For those with huge ca$h re$erve$ to $pare, TIG (Tungsten Inert Gas) is a great set up as it can adjust for near paper thin metal and can also weld aluminum, Stainless Steel, and even Titanium without much fuss.
Change the Gas bottle for the sorrect type, select the electrode, choose the appropriate wire to add and back shield if necessary.
The resulting weld is clean, (near spotless even) and if your skills are just ok, the weld can look beautiful.
For tight fitting welds on thin metal you might not even need to add metal to the puddle!
 

Joel_BC

Super Self-Sufficient
Joined
Nov 21, 2011
Messages
1,284
Reaction score
318
Points
227
Location
Western Canada
A good addition to the discussion , archangel.

As I tried to convey, I just like oxy-acetylene for its versatility (all the additional things you can do with the equipment besides the welding).

This thread will be a good candidate for the Tool Shed forum, once that gets established.
 

Denim Deb

More Precious than Rubies
Joined
Oct 21, 2010
Messages
14,987
Reaction score
583
Points
397
Archangel, first off, :welcome

Secondly, you lost me.

I'm wanting to learn how to weld. My hubby knows how, and I keep telling him I want to learn. Maybe what I need to do is just start on my own. 2 years ago, he started working on my horse trailer. (The ramp was coming off.) He decided to do a bunch to it to really make it look nice. I'm still waiting. If I hadn't gotten the 16 ft trailer as a project, I'd have no trailer at all. Once that's done, the 16 ft stock is going to be redone.

I also have an old boat trailer that I want to repurpose. We have no boat to put on it, but I want to make it into a canoe/kayak carrier. I'm sure I could haul 4 kaynoes on it quite easily. Then, when my friends and I go kaynoeing, we can start doing streams. We'd just have someone pick us up where we'd get out. Right now, we're limited to where we can paddle back to easily. :(
 

Team Chaos

Lovin' The Homestead
Joined
Dec 3, 2010
Messages
104
Reaction score
0
Points
59
I have a reeeeallly potentially stupid question, but here goes: I am a woman (that's not my question, peanut gallery :lol:) and a few years back I sought out a welding "teacher" through a trade school... he dismissed me immediately and told me that a woman of child bearing age had no business messing with welding. Uh, what? Is there really a big risk for that demographic? It doesn't sound like it but just to be sure...
 

Nifty

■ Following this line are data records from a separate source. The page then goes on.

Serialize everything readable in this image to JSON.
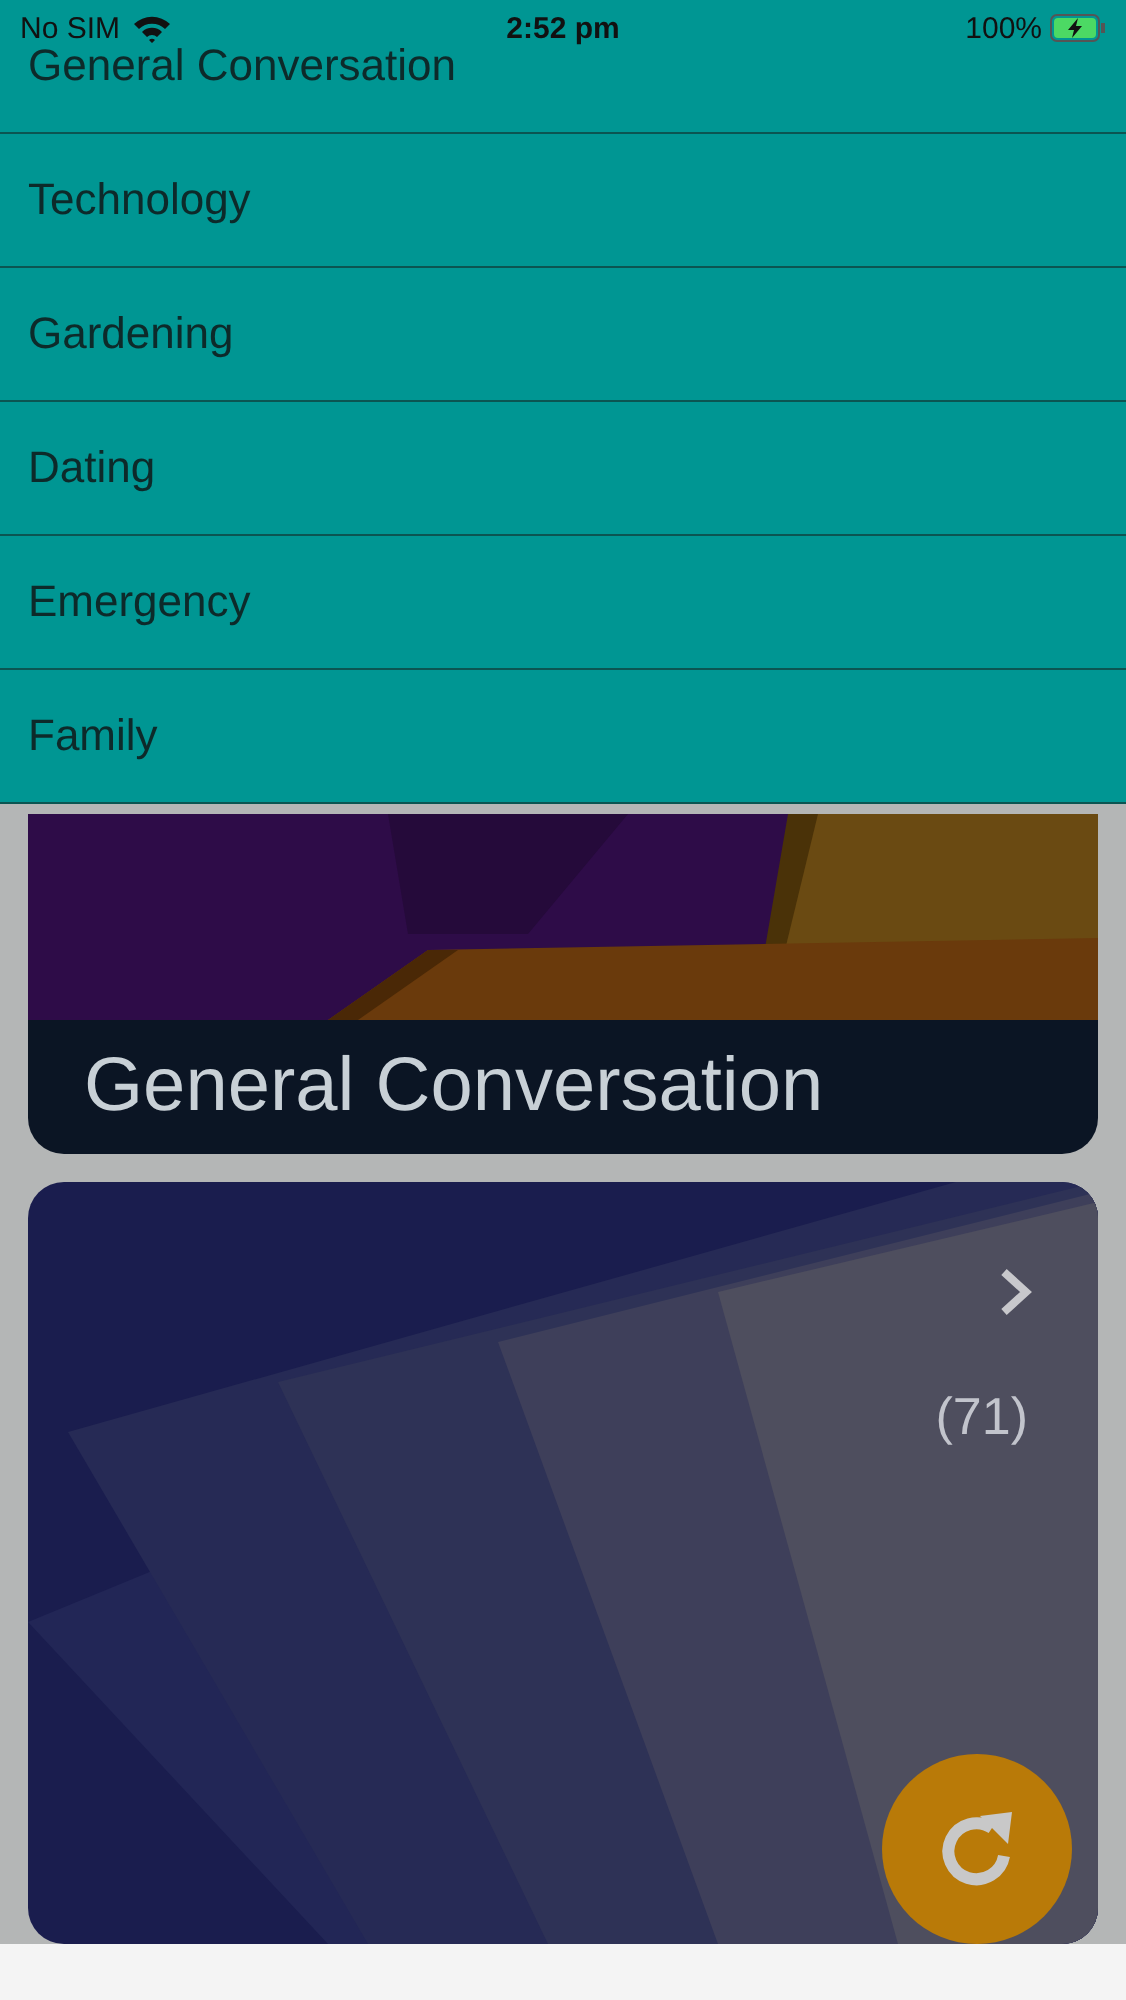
{
  "status_bar": {
    "carrier": "No SIM",
    "time": "2:52 pm",
    "battery": "100%"
  },
  "menu": [
    {
      "label": "General Conversation"
    },
    {
      "label": "Technology"
    },
    {
      "label": "Gardening"
    },
    {
      "label": "Dating"
    },
    {
      "label": "Emergency"
    },
    {
      "label": "Family"
    }
  ],
  "cards": [
    {
      "title": "General Conversation"
    },
    {
      "count": "(71)"
    }
  ]
}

Super Self-Sufficient
Administrator
Joined
Nov 13, 2007
Messages
1,307
Reaction score
66
Points
217
That sounds very weird (and sexist / age discriminating)

My brother brought over his 15 year old daughter to learn to oxy-acetylene weld... maybe he's just a horrible father?
 
Top